The climate and the Farasan Archipelago topography

The climate in the Farasan Archipelago is characterised by a long hot season (April- October) and a short mild one (November -March). In the long dry period high temperatures are usually dominant. The mean annual temperature is 30c. Furthermore, the mean relative humidity in winter ranges from 70% to 80% and in summer between 65% and 78%. The highest rainfall occurs in April and the precipitation is generally unpredictable in the southern part of Red sea (El-Demerdash, 1996). The population of the Farasan Islands at the time of the study was about 5000, inhabiting Farasan Al-Kabir (four villages), Sajid Island (four villages) and Qummah Island (one village) (Gladstone, 2000). The principal occupation is fishing and herds of goats and camels graze near the villages. Several small areas are cultivated with date palm plantations or sorghum.

The island group includes approximately 70,000ha of land with 605km of coastline; the proposed Marine Protected Area covers 331,000ha. The Archipelago is low lying, ranging from a few metres and reaching a maximum height of 70m above sea level. Within the archipelago, the islands range in size from very small, a few m², to hundreds of kilometers (>10km2). There are seven islands of more than 10km²: Farsan Al-Kabir about 381 km², Sajid 150 km², Ad Dissan 36 km², Zifaf 33 km², Saswah 20 km², Qummah 15 km² and Dumsuk 12 km² (Hall et al., 2010), where many studies have taken place. The first two large islands are connected by a 300m length modern bridge (Cooper and Zazzaro, 2014). The topography of the Farasan islands can be divided into three main categories:

1. The general interior surface format of the islands , about 60% of the surface of the Farasan Islands is a subtropical desert of fossil limestone. The remainder is divided approximately equally among silty sand, salt flats and rocky outcrops between 10 to 70m high (Bruckner et al., 2012).In the Farasan Archipelago, each island has a different habitat to the others. For example, Farasan Al-Kabir contains rocky ravines and low ridges north and east of Farasan town and at the western end of the island. The main ridge is 30-40m high and fissured with gullies and low cliffs. Whereas Sajid Island is largely flat with a higher western end, and the smaller islands of Ad Dissan, Zifaf and Saswa are hilly, the coastline tilted upwards approximately 50m above sea level (Bruckner et al., 2012). Furthermore, large boulders, gravels and small stones are found in the steep runnels of these islands (Al Mutairi and Al Shami, 2014). In Zifaf, the fossil coral is in the form of ridges and folds with a number of Sandflats (Al Farhan et al., 2005). Nearly, half of the Qummah and Domsok islands are rocky and about a third of them are sandy (Bruckner et al., 2012)

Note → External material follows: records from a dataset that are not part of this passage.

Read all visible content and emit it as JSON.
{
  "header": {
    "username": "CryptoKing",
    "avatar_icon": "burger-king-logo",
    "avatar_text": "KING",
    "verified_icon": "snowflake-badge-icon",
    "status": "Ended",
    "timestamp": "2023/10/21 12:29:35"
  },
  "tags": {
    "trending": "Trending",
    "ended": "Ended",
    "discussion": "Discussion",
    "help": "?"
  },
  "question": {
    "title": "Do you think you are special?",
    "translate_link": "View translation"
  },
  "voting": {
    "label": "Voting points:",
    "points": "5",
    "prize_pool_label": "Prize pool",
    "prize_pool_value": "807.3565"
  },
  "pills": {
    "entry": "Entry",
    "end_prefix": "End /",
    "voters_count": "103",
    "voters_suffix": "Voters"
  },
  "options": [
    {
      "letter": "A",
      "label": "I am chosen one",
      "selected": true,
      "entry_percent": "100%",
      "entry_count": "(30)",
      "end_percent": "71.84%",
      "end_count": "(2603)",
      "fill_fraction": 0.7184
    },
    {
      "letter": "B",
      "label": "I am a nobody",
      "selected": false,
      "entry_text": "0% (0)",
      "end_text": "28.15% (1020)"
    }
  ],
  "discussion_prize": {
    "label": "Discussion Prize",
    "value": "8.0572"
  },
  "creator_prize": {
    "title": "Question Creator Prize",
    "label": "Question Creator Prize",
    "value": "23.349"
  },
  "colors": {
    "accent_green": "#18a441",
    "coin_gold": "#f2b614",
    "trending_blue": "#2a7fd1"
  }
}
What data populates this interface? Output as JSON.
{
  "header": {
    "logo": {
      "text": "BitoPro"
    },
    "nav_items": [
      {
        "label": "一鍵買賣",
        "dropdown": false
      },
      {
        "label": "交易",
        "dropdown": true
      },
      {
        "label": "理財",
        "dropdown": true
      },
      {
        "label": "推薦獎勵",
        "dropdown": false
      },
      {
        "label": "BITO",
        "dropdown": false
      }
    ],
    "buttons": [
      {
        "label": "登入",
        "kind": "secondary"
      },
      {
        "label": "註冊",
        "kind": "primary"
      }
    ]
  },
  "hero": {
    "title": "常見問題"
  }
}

2. Wadies and Runnels, there are many of short water runnels within islands . The most important runnels in Farasan Al-Kabir (Wadi AlQasar in the south), Wadi AlShami in the north of island and Wadi Al Hussain flows in the western island where the most fertile farmland. Broad wadis between the elevated ridges are characteristic of the Zifaf Island.

3. The coastal zone, There is considerable variation in the composition of natural beaches in the Farasan islands and can be categorized the beaches into four main types; the rocky beach, the sand beach, Shallow sandy beach or  Vegetation beach (a lot of plants grows on beach).

Scratchpads developed and conceived by (alphabetical): Ed Baker, Katherine Bouton Alice Heaton Dimitris Koureas, Laurence Livermore, Dave Roberts, Simon Rycroft, Ben Scott, Vince Smith